The Laws of Nature

Saturday, March 23, 2013

Defending Serrano

Andres Serrano
Book Review

Art Theory: A Very Short Introduction by Cynthia Freeland
Chapter 1, Section 5:   Defending Serrano

OK, so we’ve discussed Serrano’s work on this blog before, but this time it’s worth revisiting. Art theory is one of those disciplines that sometimes seems like an intellectual cloud to me. The reason I began this blog several years ago was to understand art theory/art history a little better. I did this by reviewing books one section at a time and asking you readers to discuss them with me. You did a great job and I learned a lot! Those years were important to my present understanding. But, there’s always more to learn.

What I learned from you readers a while ago was how much most of you dislike Serrano’s work, particularly Piss Christ. So, what defense does Freeland offer for this work?
She cites critic Lucy Lippard who wrote an article in Art in America in 1990.  Lippard’s analysis  of Serrano is based upon (1) his work’s formal and material properties; (2) its content (the thought or meaning it expressed); and (3) its context, or place in the Western art tradition.

I’m in! These three criteria are the basis for defining art.
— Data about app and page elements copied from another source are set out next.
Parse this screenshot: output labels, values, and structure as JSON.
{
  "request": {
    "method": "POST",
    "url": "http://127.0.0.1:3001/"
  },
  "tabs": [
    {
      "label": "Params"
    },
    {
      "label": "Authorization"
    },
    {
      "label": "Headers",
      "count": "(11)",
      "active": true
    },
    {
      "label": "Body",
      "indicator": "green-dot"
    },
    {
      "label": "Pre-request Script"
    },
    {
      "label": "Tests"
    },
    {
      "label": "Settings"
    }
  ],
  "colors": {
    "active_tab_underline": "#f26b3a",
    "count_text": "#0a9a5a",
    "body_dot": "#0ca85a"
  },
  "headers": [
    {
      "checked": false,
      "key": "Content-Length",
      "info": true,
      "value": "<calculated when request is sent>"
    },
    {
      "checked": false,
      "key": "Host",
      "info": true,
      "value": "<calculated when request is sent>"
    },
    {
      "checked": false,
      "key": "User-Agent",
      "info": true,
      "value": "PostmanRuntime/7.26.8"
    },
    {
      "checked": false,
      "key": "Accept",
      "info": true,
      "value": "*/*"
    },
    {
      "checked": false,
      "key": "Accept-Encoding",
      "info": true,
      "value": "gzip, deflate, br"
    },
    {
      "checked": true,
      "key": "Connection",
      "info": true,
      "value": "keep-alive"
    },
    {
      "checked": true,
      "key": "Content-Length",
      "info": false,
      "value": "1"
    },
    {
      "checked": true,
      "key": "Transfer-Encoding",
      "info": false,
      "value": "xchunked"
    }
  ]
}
So, Piss Christ is actually a photograph (Cibachrome)  - a large one  (60”x40”) - made using Serrano’s own urine (that part doesn’t impress me). Lippard’s adjective-saturated description of this work makes it sound great and offers a somewhat palatable interpretation. It represents rebellion and transforms the iconic crucifix by placing it within a different context (urine).

OK, I’ll buy that as well.

But, as Lippard extends her argument to materials, I waiver a little. She claims that because Serrano’s cultural heritage is Honduran and Afro-Cuban, his Catholic beliefs include body fluids as a source of religious power and strength. I’m not Catholic, so I’ll have to take her word for it. So, she seems to think that the urine soaked crucifix represents the artist’s condemnation of the way that culture pays only lip service to a religion without truly endorsing its values. Really? Well, maybe.  Serrano did claim that his work denounced religious institutions that have been commercialized and cheapened and not the religion itself.

Maybe I can believe this. And maybe Lippard’s defense of Serrano’s work is pretty convincing, even if the work seems repulsive. But, who says art has to be attractive?

Next time, Freeland discusses Goya as Serrano’s precursor.

What are your thoughts?

6 comments:

Celeste Bergin said...

Hi Katharine...you wrote: "So, she seems to think that the urine soaked crucifix represents the artist’s condemnation of the way that culture pays only lip service to a religion without truly endorsing its values".

I would say that that seems especially accurate! It is bizarre in very poor places the Catholic church can have all manner of sculptures, gold, chalices..stained class etcetera.... while the people in the same area are hungry. Makes no sense! I hope the new Pope will straighten everything out! haha!! I really do!

William Cook said...
This comment has been removed by the author.
William Cook said...

I'm struggling to articulate my admiration for Serrano's piece. I think it's brilliant if only for phenomenological reasons--I've never met the guy. He may very well be a prick, I don't know.

My take is that isn't throwing the crucifix into a jar of piss what we all do to Jesus while he is in the act of forgiving us--while he is being tortured? No body's doing what he taught.

For all the Christians I know, I don't know many actual followers of Christ--people doing what he clearly taught (that the kingdom of God is within you, and you can access it through [single eye] meditation).

Too many egos--too much arguing--too much hedonistic fun down here below--anything but seeking God first. Piss on that.

Don't get me started on the art world and egos. Even art theory is affronted at Serrano's piece. Everyone argues as to whether or not it's art in the first place.

I think it's hilarious watching everyone get all puffed and indignant over Serrano's piece when we're all so guilty of this depravity. Such a simple statement but so powerful.

Katharine A. Cartwright said...

Hi Celeste - point well taken!

Hi William - it seems that Serrano's work sparks controversy and debate and that type of reaction is what keeps "art" relevant. Humans have varied beliefs and I suspect that Serrano's art speaks more to the Western societies than Eastern. However, he seems to challenge the inconsistency between our stated beliefs and our actions. That could apply anywhere at any time.

Margaret Ryall said...

I am always fascinated by writers interpretations of intent in artmaking. The writing moves intent way beyond any thought the artist initially brought to bear on the work. I sometimes think that writers actually seek to "do one better" than the artist.

Katharine A. Cartwright said...

Hi Margaret, I think you may be right in a lot of cases! After all, the job of an art critic or historian is to provide us with an analysis and there isn't a whole lot of data in that process. Yes, they do have the data provided by history and sometimes by the artist him/herself. But, even that is filtered and not necessarily the "truth." I can't imagine what sort of motivations and thoughts someone else would assign to my work!